== Data provided ==
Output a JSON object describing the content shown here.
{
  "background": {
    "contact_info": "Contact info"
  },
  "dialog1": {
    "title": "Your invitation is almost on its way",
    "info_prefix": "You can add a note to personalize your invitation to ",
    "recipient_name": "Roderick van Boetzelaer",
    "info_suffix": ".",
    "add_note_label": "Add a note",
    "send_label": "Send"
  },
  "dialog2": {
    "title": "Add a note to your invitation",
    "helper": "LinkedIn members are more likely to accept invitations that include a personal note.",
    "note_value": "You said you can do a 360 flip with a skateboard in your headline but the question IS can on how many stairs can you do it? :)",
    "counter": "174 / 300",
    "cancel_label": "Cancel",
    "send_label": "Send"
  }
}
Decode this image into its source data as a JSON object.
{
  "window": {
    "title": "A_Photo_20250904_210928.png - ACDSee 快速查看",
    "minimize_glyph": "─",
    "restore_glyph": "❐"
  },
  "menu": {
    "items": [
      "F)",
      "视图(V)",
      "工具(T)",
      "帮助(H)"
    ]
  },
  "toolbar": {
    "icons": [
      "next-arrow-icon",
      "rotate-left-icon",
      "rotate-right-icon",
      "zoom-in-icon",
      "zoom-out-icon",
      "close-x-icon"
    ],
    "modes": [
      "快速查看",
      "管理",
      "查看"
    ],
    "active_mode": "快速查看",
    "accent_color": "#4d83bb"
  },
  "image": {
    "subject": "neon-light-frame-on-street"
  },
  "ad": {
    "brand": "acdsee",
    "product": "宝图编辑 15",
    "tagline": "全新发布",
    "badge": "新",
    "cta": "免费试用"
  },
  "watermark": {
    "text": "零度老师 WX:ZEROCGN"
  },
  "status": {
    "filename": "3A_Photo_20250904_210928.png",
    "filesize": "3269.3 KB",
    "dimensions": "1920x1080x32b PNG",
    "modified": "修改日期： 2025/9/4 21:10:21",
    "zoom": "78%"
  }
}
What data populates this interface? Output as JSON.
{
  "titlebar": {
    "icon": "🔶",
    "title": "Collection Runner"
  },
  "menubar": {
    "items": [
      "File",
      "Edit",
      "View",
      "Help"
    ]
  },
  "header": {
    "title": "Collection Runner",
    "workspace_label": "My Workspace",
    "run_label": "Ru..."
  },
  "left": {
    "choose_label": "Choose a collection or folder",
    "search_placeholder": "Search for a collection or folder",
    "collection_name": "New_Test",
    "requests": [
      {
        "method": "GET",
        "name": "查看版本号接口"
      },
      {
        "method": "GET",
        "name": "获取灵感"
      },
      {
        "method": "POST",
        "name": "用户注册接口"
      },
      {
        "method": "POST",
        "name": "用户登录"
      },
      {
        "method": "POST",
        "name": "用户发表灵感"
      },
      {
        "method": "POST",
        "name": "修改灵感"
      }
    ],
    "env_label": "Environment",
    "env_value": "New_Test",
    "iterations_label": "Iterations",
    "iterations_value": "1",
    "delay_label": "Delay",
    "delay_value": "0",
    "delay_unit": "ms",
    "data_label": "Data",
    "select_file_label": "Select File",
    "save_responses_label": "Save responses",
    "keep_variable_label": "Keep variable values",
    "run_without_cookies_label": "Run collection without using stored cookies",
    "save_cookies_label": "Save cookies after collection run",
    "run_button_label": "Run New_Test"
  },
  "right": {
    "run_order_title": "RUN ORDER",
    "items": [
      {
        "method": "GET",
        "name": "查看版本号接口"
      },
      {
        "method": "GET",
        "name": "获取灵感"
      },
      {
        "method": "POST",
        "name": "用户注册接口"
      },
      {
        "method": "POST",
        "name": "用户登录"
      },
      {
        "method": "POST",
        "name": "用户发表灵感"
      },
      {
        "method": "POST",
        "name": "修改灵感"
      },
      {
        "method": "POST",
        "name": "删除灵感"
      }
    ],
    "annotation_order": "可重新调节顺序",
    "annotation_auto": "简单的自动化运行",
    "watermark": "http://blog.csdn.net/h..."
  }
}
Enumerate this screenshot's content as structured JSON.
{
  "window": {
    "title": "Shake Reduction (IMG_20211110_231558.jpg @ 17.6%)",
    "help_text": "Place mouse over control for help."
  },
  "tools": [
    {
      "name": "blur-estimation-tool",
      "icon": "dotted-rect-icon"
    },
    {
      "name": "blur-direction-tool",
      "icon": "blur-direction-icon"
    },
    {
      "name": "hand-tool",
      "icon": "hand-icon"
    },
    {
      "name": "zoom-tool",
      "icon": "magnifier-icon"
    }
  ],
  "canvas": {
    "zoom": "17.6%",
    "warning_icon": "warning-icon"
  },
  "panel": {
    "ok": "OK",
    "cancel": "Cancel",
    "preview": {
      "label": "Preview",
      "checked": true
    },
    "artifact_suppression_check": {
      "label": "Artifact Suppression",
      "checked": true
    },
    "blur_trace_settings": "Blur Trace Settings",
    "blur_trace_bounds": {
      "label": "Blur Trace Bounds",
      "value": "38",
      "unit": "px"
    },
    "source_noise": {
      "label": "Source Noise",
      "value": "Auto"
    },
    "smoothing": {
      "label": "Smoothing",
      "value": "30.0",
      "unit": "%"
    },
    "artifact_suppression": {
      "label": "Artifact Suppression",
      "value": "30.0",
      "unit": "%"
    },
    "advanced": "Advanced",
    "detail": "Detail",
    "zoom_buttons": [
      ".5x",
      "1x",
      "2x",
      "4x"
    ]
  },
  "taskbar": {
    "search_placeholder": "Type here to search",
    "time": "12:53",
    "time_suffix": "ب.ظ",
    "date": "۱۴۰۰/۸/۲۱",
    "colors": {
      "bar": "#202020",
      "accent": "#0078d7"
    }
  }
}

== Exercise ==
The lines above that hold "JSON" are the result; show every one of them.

== Worked solution ==
Output a JSON object describing the content shown here.
Decode this image into its source data as a JSON object.
What data populates this interface? Output as JSON.
Enumerate this screenshot's content as structured JSON.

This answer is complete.